When I speak about The Academy, I often speak about the six core values of The YMCA of Greater Toronto, generally focussing on the value of respect — which I think is the fundamental value underlying the other five: responsibility, inclusiveness, caring, health and honesty. It is certainly at the core of both what we teach and also what we do at The Academy.
However, I’ve been thinking a great deal of another of the core values recently — caring. At a recent social gathering, I was asked the usual question, “What do you do?” My response to this question is always brief — something along the lines of “I’m the principal of a high school for students with learning disabilities” or “I run a high school for students who learn differently.” Sometimes my answer stops a conversation, but at other times it starts one.
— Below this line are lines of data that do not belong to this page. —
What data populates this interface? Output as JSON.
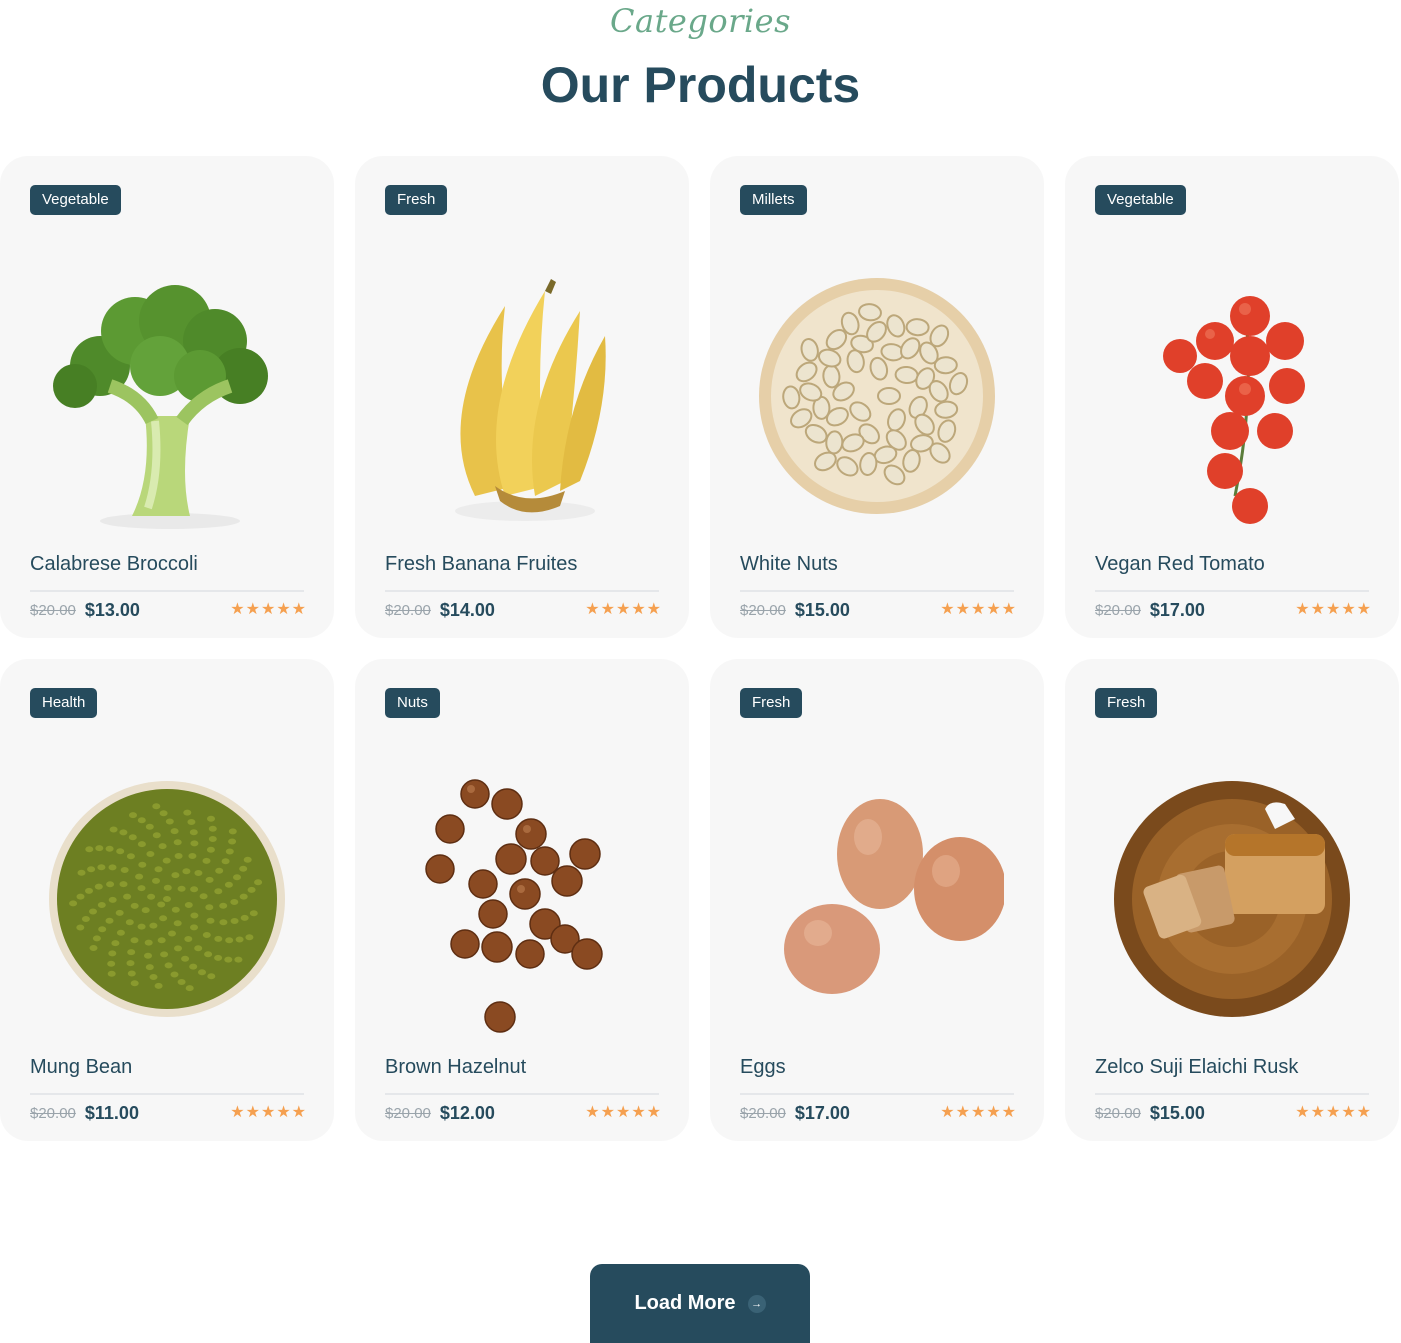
{
  "section": {
    "subtitle": "Categories",
    "title": "Our Products"
  },
  "colors": {
    "primary": "#264b5d",
    "accent_green": "#6aa88a",
    "star": "#f5a050",
    "card_bg": "#f7f7f7"
  },
  "products": [
    {
      "badge": "Vegetable",
      "name": "Calabrese Broccoli",
      "old_price": "$20.00",
      "price": "$13.00",
      "rating": 5,
      "image_icon": "broccoli"
    },
    {
      "badge": "Fresh",
      "name": "Fresh Banana Fruites",
      "old_price": "$20.00",
      "price": "$14.00",
      "rating": 5,
      "image_icon": "banana"
    },
    {
      "badge": "Millets",
      "name": "White Nuts",
      "old_price": "$20.00",
      "price": "$15.00",
      "rating": 5,
      "image_icon": "pistachio-bowl"
    },
    {
      "badge": "Vegetable",
      "name": "Vegan Red Tomato",
      "old_price": "$20.00",
      "price": "$17.00",
      "rating": 5,
      "image_icon": "cherry-tomatoes"
    },
    {
      "badge": "Health",
      "name": "Mung Bean",
      "old_price": "$20.00",
      "price": "$11.00",
      "rating": 5,
      "image_icon": "mung-bean-bowl"
    },
    {
      "badge": "Nuts",
      "name": "Brown Hazelnut",
      "old_price": "$20.00",
      "price": "$12.00",
      "rating": 5,
      "image_icon": "hazelnuts"
    },
    {
      "badge": "Fresh",
      "name": "Eggs",
      "old_price": "$20.00",
      "price": "$17.00",
      "rating": 5,
      "image_icon": "eggs"
    },
    {
      "badge": "Fresh",
      "name": "Zelco Suji Elaichi Rusk",
      "old_price": "$20.00",
      "price": "$15.00",
      "rating": 5,
      "image_icon": "rusk-board"
    }
  ],
  "load_more": {
    "label": "Load More",
    "icon": "arrow-right-icon"
  }
}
On this occasion, it started one. “That must be very difficult. How do you manage the students? How do you control their behaviour?” At first I found it difficult to answer the questions; after a few seconds I realized that my difficulty was based on the assumptions implied in the questions themselves. One underlying assumption — students are difficult to control — is based on an understanding of the educational dynamic that we all experienced during our schooling, where the relationship was often adversarial. The teacher possessed the power, and enforced rules that often seemed arbitrary or irrelevant to the students. This idea of control was fundamental to the classroom — and teachers were given classroom management advice, and judged on their ability to control the behaviours in their classes.
The dynamic is entirely different at The Academy. Underlying all “classroom management” here is the value of caring. There is nothing arbitrary in our expectations of behaviour; indeed, they are collaboratively created by teachers and students. Our students know that we care, that expectations of behaviour spring from caring, and that our motivation is to benefit them. Maybe that’s the most profound difference I can offer to students entering The Academy — the core value of caring.
Don Adams, Head of School